Not long ago, Drew Starkey ’16, one of the stars in a hit Netflix television series, had doubts about whether his hope for a full-time career in the entertainment industry was realistic.
The School of Stage and Screen turned to technology to present a virtual version of a Shakespeare classic. Theatrical stages from coast to coast may have gone dark in this time of social distancing to prevent the spread of COVID-19, but that has not stopped the folks from the School of Stage and Screen at Western Carolina University from sharing their talents with the public. In the grand tradition of “the show must go on,” WCU students and faculty presented William Shakespeare’s “Love’s Labour’s Lost” via Zoom, the videoconferencing service that has exploded in popularity as millions of students and workers find themselves studying and working remotely because of the coronavirus crisis.
More than two years after its debut, the groundbreaking tuition reduction plan known as NC Promise is, by most accounts, a solid success that is meeting the goals of improving access to higher education by providing a financial leg-up to undergraduate students who might not otherwise be able to afford it and lowering student loan debt. Enrollment has increased significantly at Western Carolina University and two other University of North Carolina System institutions that are part of the plan. Students say the lower tuition cost is making a difference in their lives, and the amount of student debt incurred is on the decline.
Every summer, I give advice to incoming freshmen as they prepare to begin their college careers. I encourage them to take this advice for what it is worth, but I also tell them that WCU staff members are excited to welcome new students “home” every year — pandemic or no. Here’s some of that advice...
They were a little older, a little wiser and most liked to play poker. And with nicknames including Pee Wee, Buffalo and Pinball, you knew they were going to make something happen — and they did.
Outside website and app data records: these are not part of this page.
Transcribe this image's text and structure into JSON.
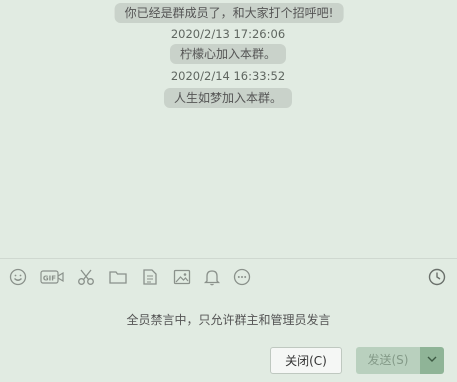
{
  "chat": {
    "messages": [
      {
        "type": "system",
        "text": "你已经是群成员了，和大家打个招呼吧!"
      },
      {
        "type": "time",
        "text": "2020/2/13 17:26:06"
      },
      {
        "type": "system",
        "text": "柠檬心加入本群。"
      },
      {
        "type": "time",
        "text": "2020/2/14 16:33:52"
      },
      {
        "type": "system",
        "text": "人生如梦加入本群。"
      }
    ]
  },
  "toolbar": {
    "icons": [
      "emoji-icon",
      "gif-icon",
      "scissors-icon",
      "folder-icon",
      "document-icon",
      "image-icon",
      "bell-icon",
      "more-icon",
      "history-clock-icon"
    ],
    "gif_label": "GIF"
  },
  "input_area": {
    "notice": "全员禁言中，只允许群主和管理员发言"
  },
  "footer": {
    "close_label": "关闭(C)",
    "send_label": "发送(S)"
  },
  "colors": {
    "background": "#e1ebe2",
    "system_bubble": "#c9d2ca",
    "send_button": "#b9d0be",
    "send_dropdown": "#8fb497"
  }
}
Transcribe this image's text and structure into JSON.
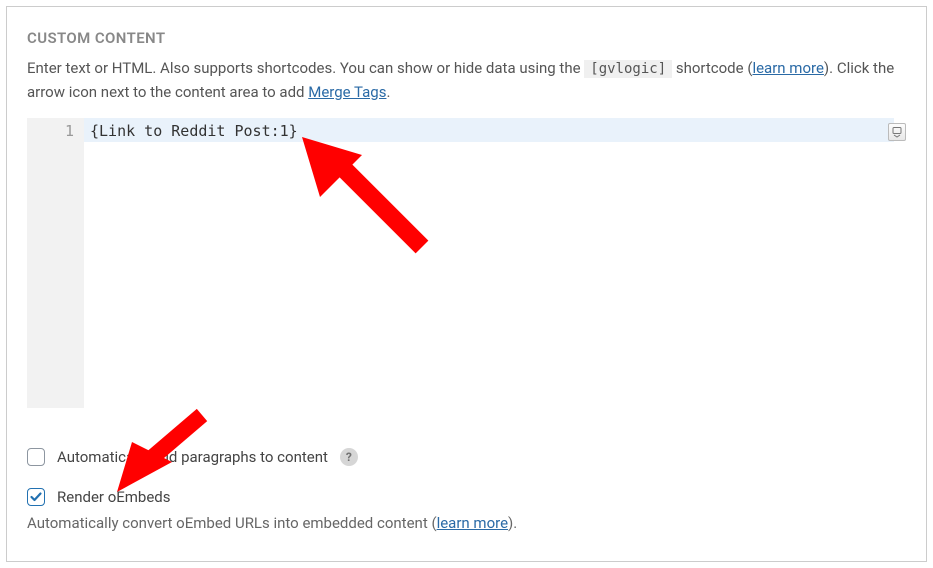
{
  "section": {
    "title": "Custom Content"
  },
  "description": {
    "line1_prefix": "Enter text or HTML. Also supports shortcodes. You can show or hide data using the ",
    "shortcode": "[gvlogic]",
    "line1_suffix": " shortcode (",
    "learn_more": "learn more",
    "line2_prefix": "). Click the arrow icon next to the content area to add ",
    "merge_tags": "Merge Tags",
    "line2_suffix": "."
  },
  "editor": {
    "line_number": "1",
    "content": "{Link to Reddit Post:1}"
  },
  "options": {
    "auto_para": {
      "label": "Automatically add paragraphs to content",
      "checked": false
    },
    "render_oembed": {
      "label": "Render oEmbeds",
      "checked": true
    },
    "oembed_help_prefix": "Automatically convert oEmbed URLs into embedded content (",
    "oembed_help_link": "learn more",
    "oembed_help_suffix": ")."
  }
}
Welcome to the 1949 football team at Western Carolina Teachers College, which 70 years ago this fall won the North State Conference championship — the only championship a Catamount football team has ever won.